That hope comes from more negative and threatening thoughts. Our negat, as I like to call a person addicted to negative thinking, can get hooked onto one more threatening, frightening, negative thought he can get another period of relief. So there he aims and goes…off into the never ending black hole of self-created negativism. All for just another “drink of (epinephrine) whiskey.” It is an addiction. It is an addiction just like alcohol. It is an addiction where the person continually bolsters a self-destructive “negative” environment around him so that he can drive himself to oblivion (and usually everyone around him).

What can you do for your friend? Nothing.

Unless your friend has hit bottom low enough to want to change he will continue in his pattern of self-destruction indefinitely. He won’t want to change his drive for money, power, fame, lust, gluttony or prestige. He won’t want to change the patterning of his years to think about all the negative he has created, learned about, collected, codified, hated for all his years. He won’t want to forgive and accept and tolerate others and their behaviors. He is built for fighting. He feels it in his bones. And when he doesn’t feel well, then it’s just plain time for him to get out and locate something really negative in his view so he can get his morning (9:00–9:22–9:29–9:48–10:10AM) fix of epinephrine.

By the time the day rolls to an end this man is so conglomerated with epinephrine and its degradation products in the body that he is hardly civil. He goes home with the overwhelming antagonism of a day spent in negativity. The wife doesn’t understand (how could she?) The children don’t understand either (they were never supposed to). He may resort to drinking alcohol, taking drugs, more destructive negative thinking as he watches the news, talks with neighbors, calls friends.

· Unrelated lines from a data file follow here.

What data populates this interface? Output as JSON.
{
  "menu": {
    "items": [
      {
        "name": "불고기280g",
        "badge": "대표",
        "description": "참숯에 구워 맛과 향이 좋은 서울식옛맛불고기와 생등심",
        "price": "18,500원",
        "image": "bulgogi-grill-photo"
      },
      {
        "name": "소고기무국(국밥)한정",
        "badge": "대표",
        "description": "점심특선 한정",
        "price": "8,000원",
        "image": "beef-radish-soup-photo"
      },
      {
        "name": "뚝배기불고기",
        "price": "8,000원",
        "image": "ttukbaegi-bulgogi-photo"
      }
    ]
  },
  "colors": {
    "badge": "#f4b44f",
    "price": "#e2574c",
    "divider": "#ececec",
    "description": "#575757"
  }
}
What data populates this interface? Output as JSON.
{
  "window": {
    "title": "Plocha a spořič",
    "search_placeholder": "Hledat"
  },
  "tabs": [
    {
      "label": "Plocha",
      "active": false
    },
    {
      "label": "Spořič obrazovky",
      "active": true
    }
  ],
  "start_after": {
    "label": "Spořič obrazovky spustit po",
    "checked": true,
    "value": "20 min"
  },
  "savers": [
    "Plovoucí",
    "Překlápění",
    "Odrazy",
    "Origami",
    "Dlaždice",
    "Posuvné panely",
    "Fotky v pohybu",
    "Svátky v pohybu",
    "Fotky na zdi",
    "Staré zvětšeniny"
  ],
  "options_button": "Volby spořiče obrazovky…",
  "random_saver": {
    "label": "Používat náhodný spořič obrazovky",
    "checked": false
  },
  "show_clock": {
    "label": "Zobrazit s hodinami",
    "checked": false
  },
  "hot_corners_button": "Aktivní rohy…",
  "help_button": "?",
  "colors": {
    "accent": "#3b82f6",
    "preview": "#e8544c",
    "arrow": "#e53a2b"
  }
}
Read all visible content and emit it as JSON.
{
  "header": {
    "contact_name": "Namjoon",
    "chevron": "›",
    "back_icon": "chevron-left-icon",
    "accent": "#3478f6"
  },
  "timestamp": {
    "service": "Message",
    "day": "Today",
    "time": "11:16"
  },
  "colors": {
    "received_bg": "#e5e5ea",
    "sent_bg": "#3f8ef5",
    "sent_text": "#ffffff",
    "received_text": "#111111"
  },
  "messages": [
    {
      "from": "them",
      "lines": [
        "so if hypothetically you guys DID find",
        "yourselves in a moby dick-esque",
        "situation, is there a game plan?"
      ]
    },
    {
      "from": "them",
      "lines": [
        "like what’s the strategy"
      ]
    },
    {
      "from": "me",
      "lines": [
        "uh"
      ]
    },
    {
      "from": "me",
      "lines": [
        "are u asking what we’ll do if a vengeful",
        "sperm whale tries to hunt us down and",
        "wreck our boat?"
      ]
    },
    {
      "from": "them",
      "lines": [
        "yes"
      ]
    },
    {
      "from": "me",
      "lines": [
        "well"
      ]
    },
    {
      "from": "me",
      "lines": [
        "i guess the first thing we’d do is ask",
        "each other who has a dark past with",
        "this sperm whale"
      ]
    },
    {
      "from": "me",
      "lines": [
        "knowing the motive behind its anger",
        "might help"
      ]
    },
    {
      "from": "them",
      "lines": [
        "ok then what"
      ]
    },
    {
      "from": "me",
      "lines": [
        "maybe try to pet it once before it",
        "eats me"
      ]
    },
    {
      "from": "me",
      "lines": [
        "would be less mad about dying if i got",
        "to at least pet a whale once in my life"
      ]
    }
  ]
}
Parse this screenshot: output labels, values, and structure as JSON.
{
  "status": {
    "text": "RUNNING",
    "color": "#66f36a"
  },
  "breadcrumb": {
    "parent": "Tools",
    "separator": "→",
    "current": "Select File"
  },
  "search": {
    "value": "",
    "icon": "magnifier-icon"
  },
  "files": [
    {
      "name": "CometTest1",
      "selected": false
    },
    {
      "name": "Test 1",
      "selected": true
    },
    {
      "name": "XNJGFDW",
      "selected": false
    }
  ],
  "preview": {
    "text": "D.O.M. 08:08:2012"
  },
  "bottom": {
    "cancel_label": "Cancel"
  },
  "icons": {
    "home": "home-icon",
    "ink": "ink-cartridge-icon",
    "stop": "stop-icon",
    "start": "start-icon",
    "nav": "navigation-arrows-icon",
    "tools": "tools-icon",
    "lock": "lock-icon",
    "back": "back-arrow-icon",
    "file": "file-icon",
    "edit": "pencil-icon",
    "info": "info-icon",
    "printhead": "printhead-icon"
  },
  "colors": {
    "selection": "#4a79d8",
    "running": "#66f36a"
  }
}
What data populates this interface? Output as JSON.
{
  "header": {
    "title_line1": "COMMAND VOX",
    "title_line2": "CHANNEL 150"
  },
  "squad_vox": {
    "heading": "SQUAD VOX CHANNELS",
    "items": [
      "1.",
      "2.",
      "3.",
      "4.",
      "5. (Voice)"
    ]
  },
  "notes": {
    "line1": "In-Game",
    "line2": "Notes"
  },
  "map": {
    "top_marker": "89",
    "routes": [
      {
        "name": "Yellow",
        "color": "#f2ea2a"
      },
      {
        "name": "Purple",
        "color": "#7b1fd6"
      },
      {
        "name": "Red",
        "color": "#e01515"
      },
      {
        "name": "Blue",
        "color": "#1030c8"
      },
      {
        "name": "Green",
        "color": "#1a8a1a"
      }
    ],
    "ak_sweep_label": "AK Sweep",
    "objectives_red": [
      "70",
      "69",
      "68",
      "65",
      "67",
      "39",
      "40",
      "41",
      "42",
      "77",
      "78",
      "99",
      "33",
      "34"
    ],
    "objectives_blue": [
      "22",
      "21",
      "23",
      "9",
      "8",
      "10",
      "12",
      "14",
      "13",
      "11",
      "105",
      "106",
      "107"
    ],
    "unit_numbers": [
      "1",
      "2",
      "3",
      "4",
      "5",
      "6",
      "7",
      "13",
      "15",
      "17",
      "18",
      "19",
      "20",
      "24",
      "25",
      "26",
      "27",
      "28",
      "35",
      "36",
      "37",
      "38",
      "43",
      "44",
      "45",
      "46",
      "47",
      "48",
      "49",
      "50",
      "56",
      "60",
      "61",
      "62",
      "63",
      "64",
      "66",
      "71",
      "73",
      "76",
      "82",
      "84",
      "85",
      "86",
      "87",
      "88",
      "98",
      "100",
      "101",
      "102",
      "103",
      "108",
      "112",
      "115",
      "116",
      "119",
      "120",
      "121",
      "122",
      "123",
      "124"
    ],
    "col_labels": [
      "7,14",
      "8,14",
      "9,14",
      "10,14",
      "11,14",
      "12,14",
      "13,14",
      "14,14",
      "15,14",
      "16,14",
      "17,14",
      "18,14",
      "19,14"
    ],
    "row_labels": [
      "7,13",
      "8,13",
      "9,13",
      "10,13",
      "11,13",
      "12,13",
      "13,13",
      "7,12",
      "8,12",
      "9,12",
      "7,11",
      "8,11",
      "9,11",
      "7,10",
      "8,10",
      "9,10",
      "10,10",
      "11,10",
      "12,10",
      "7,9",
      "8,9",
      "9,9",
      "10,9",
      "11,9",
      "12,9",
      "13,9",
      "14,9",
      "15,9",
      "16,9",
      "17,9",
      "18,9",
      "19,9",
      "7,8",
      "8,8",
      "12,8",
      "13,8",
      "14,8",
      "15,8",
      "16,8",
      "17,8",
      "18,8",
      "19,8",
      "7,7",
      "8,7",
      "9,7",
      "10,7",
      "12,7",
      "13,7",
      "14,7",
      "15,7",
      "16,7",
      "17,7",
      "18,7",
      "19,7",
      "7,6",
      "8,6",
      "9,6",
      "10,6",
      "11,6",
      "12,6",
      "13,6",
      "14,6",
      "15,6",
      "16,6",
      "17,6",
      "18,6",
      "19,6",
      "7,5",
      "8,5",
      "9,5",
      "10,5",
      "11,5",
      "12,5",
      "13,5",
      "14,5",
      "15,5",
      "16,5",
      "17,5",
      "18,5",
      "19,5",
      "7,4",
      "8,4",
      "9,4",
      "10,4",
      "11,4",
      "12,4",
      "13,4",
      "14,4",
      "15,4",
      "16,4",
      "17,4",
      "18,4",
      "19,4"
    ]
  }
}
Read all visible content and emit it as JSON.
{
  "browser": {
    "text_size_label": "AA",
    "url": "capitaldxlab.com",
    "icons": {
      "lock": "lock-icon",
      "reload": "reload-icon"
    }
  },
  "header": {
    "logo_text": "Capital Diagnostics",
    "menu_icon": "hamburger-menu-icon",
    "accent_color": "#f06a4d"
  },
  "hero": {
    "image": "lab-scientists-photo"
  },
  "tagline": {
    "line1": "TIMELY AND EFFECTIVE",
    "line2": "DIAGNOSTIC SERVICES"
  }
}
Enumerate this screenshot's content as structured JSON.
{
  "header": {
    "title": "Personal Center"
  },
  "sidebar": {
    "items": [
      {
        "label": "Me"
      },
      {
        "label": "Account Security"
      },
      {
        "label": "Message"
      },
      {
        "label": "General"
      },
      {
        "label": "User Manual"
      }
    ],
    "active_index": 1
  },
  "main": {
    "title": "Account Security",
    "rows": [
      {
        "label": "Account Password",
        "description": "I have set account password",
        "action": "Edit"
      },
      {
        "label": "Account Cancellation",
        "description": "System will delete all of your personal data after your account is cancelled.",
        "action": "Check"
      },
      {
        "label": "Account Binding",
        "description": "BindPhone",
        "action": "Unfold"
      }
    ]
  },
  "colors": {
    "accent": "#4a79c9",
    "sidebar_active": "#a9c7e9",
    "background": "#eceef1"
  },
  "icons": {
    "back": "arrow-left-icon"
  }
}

And soon, he will have no friends and could have no family, and could be found in a hospital in the psychiatric ward or worse the Coronary Care Ward.

What can you do for your friend? Nothing. He must do it himself. He must come to the point that he sees his choices in life as destructive to HIMSELF. But that is a thought which transcends his wildest expectations. He isn’t wrong…they are. It isn’t his fault the experiment failed, it’s the Universities fault, or the lab technicians fault, or the crummy weather’s fault.

What can you do for yourself? Now that is the big question.